Beating market expectations, the spot rupee-dollar exchange rate fell to the lowest level in eight months. Dealers attributed the slide to aggressive buying of the US currency by refining companies to meet import payment obligations as crude oil prices crossed the $120 a barrel mark.
The rupee breached 40.80 during the second half of trading on Tuesday and closed at an eight month low of 40.94/95 against the dollar. The spot rupee had reached 40.80 in March but could not go past the mark due to aggressive selling of dollars by exporters, said a dealer.
So, the market believed 40.80 is a crucial barrier since it could now see further highs after breaching that level. Dealers now expect the rupee to touch 41.15/41.20 very soon.
"Barring the rush for dollars triggered by a sharp rise in crude prices, the market was otherwise quiet during the day. There was intense action after crude oil prices touched a new high after 3.30 pm," a dealer said.
The rush for dollars to make import payments was coupled with demand for dollars by foreign banks which were buying on behalf of foreign institutional investors (FIIs). Following a correction in the equity market, there was profit booking and repatriation by FIIs, said a dealer.
In addition, existing positions of the banks in the dollar-rupee market needed to be covered since no one expected the rupee to depreciate so fast beyond 40.80 to a dollar.
They added that the demand for dollars by oil companies was countered by selling by exporters, but the supply of dollars could not match the demand.
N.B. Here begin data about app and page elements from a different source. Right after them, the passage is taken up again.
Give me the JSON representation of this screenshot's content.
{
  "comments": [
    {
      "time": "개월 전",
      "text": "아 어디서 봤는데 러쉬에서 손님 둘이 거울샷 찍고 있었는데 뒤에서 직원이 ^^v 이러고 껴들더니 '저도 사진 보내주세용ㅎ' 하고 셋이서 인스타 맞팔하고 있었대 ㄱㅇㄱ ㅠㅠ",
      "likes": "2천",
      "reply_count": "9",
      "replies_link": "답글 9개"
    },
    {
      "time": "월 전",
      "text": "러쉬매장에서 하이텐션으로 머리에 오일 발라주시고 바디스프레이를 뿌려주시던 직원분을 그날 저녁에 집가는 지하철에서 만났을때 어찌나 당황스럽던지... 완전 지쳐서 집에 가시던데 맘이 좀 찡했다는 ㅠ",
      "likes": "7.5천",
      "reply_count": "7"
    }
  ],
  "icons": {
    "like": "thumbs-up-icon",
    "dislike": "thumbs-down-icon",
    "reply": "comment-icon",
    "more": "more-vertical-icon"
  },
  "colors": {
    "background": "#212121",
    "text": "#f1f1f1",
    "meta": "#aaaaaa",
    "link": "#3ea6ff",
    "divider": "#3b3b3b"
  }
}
So, even if the exporters rushed to sell dollars, the spot rupee moved one way